Depending on whether you are an above-knee or below-knee amputee, your path to mobility with a prosthetic leg will be slightly different.
A custom prosthetic leg allows you to slowly regain mobility and return to your favorite activities after undergoing an above-knee or below-knee amputation. Learning to use your new prosthesis effectively involves following a number of steps over a course of several months. As you learn how to walk and regain your independence, your Arkansas prosthetist will be there for you every step of the way.
Above-Knee vs. Below-Knee Prosthetic Legs
Working toward mobility with a prosthetic leg can differ depending on whether you have had an above-knee or a below-knee amputation. A below-knee amputation leaves your knee joint in tact, which provides more stability overall and does not cause as much difficulty with bearing the weight of your body as you walk.
An amputation above-the-knee involves removing this joint entirely, requiring a prosthetic leg that also incorporates a microprocessor-controlled prosthetic knee joint. This can leave you feeling like you have less natural stability. Above-knee amputations can also make it more difficult to bear weight on your affected leg, which increases your risk of falling. As you learn to walk with an above-knee prosthetic leg, you can expect to use assistive devices like a walker, for a longer period than below-knee amputees do.
Your initial recovery time post-amputation will take place in a wheelchair. This reduces the risk of falls and allows you to cope physically with the immediate effects of surgery. Once you build up enough strength to bear weight on your legs through physical therapy, you can be fitted with short prosthetic training feet to help re-learn to balance and practice becoming mobile again.
These training feet serve as an intermediate device that assists you in gradually building up strength and endurance while working on making basic movements. Experts agree that skipping this intermediary step can cause emotional and physical setbacks in the recovery of amputees, so utilizing training feet is a key part of the process.
When you are comfortable with being mobile while using training feet, you can continue the learning process with prosthetic leg devices that gradually provide you with increasing height (usually adding two inches at a time). This gives you with a way to slowly adjust to a prosthetic leg as you build the strength needed to use a full-length prosthetic leg. In each step in this process, you will likely use assistive devices, such as walkers or canes, to offer more stability during your physical therapy sessions.
When you have learned to be mobile with graduated height increases in their prostheses, you will the fitted with then be fitted for a custom, full-length prosthetic leg. If you have had an above-knee amputation, you will be fitted for a prosthetic leg that includes a fully functional knee joint.
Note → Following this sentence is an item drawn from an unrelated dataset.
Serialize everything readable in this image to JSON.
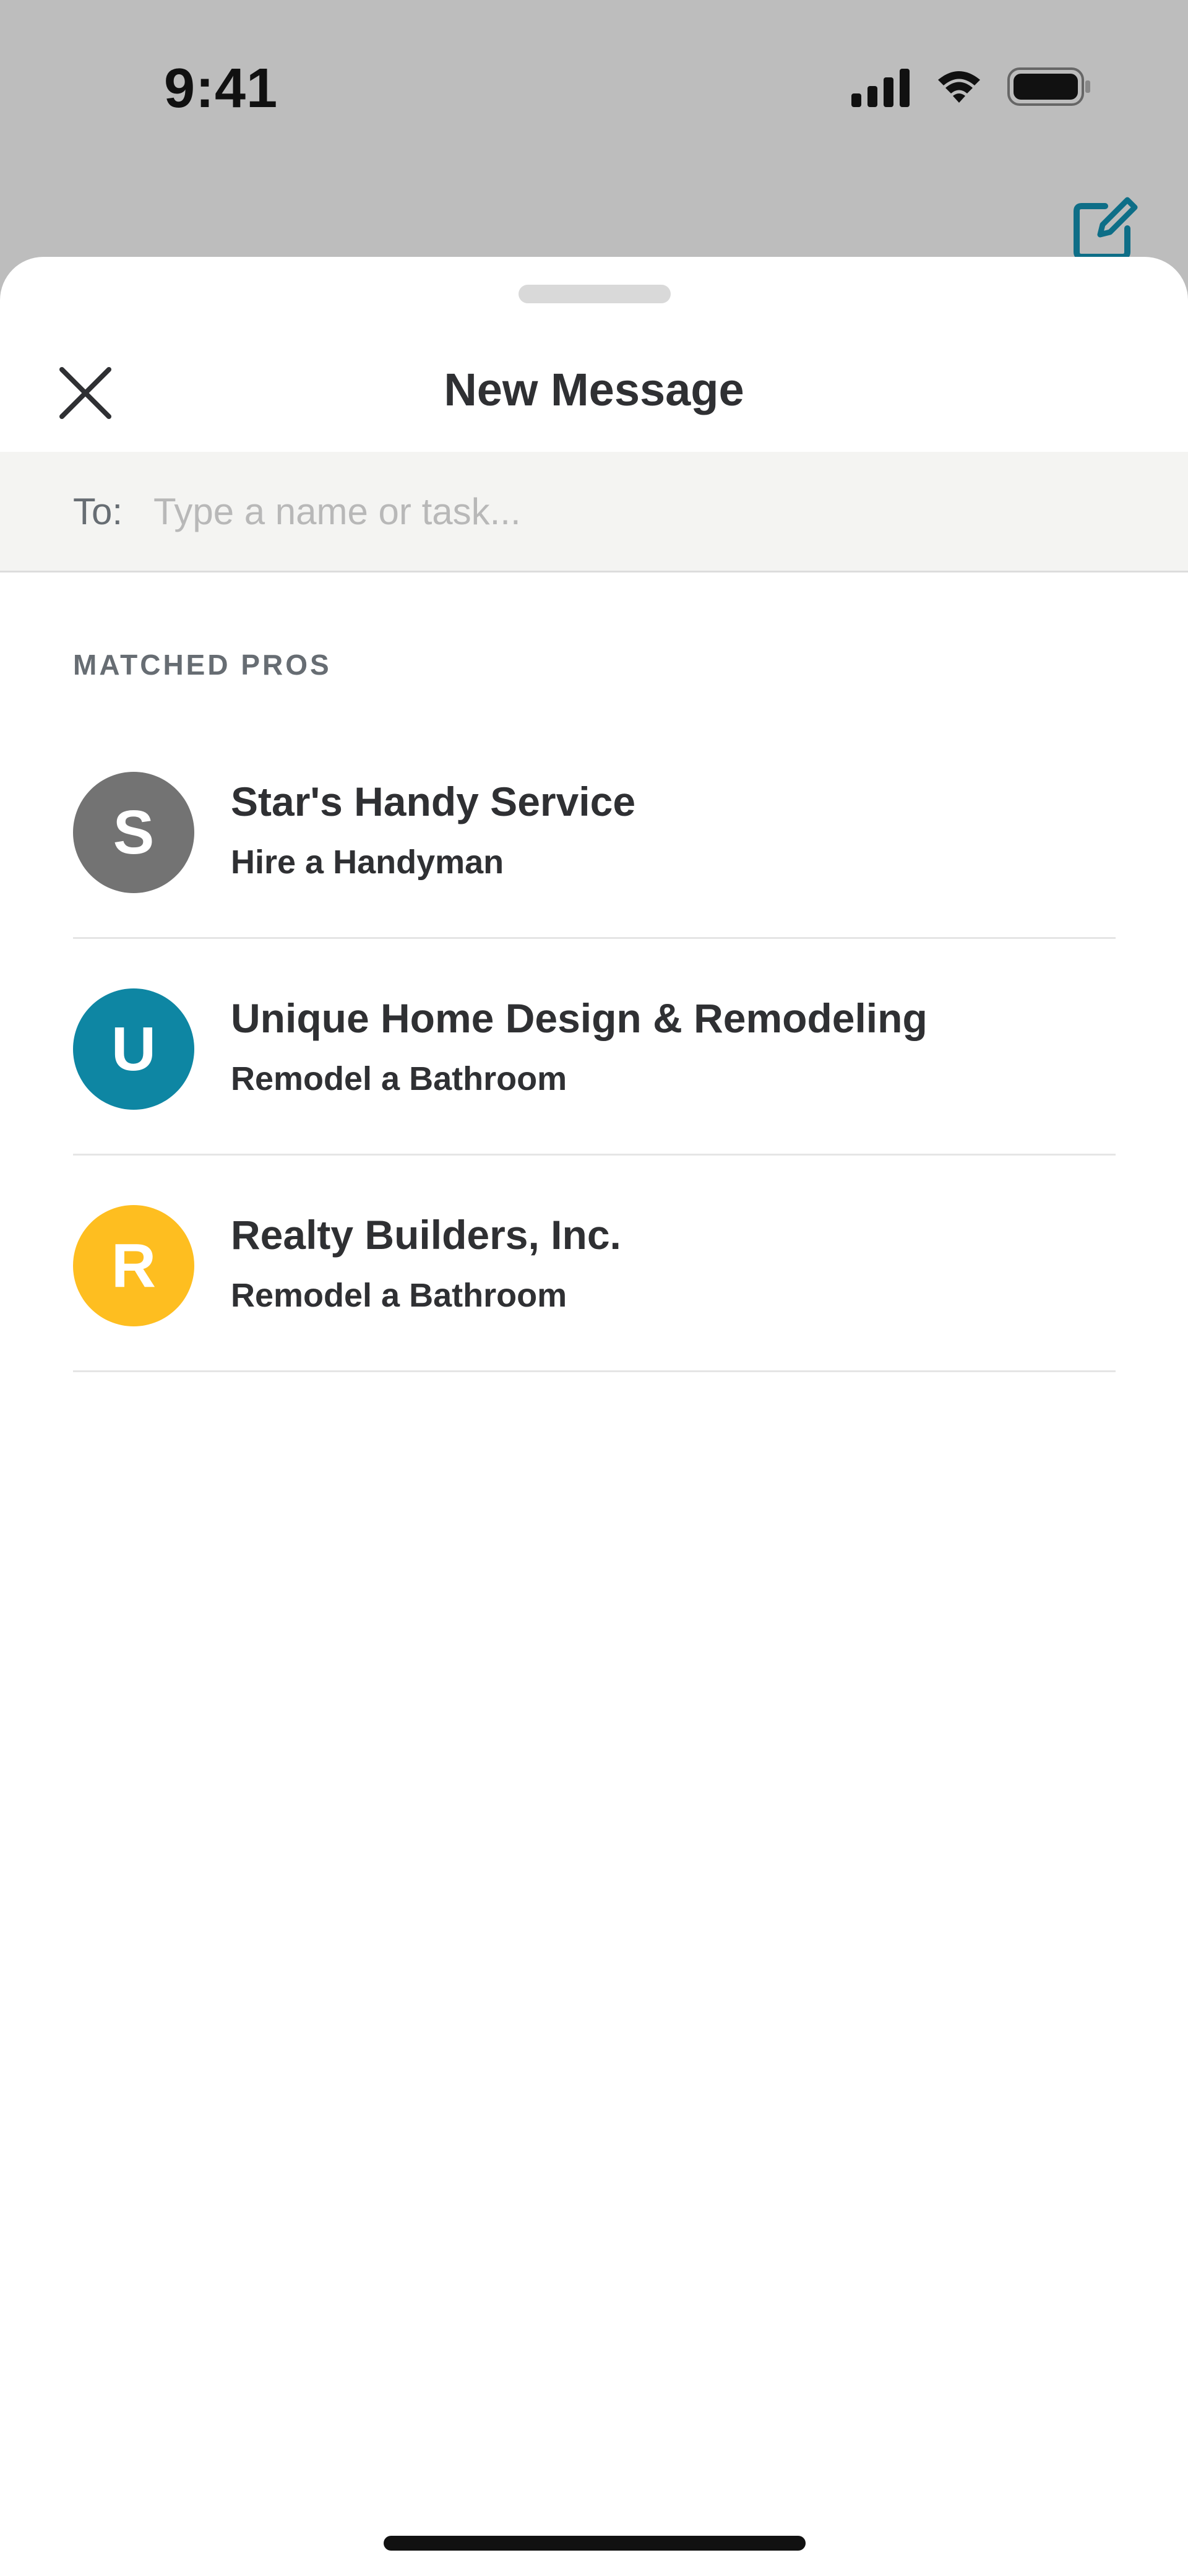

During this stage, you will learn to maneuver these joints in order to mimic a natural walking gait and perform basic movements, such as sitting down and standing up while using bending motions. Finally, you will gradually work on being able to achieve mobility without the use of assistive devices. Overall, this learning process can take up to one year, especially if you have had an above-knee amputation.
Remember that building confidence and staying healthy is key to the process of learning to walk with a prosthetic leg. Your family, friends, and therapists will be there to help you practice walking, but seeking out support from other amputees can be incredibly beneficial. Check out ABLE to learn more about amputee support group meetings in Arkansas.
If you need a prosthetic leg in Arkansas, contact Horton Orthotics & Prosthetics at 501-683-8889 to schedule an appointment. We have several offices throughout the state, including locations in Little Rock, North Little Rock, Bryant, Searcy, and Fort Smith.Download Prosthetics 101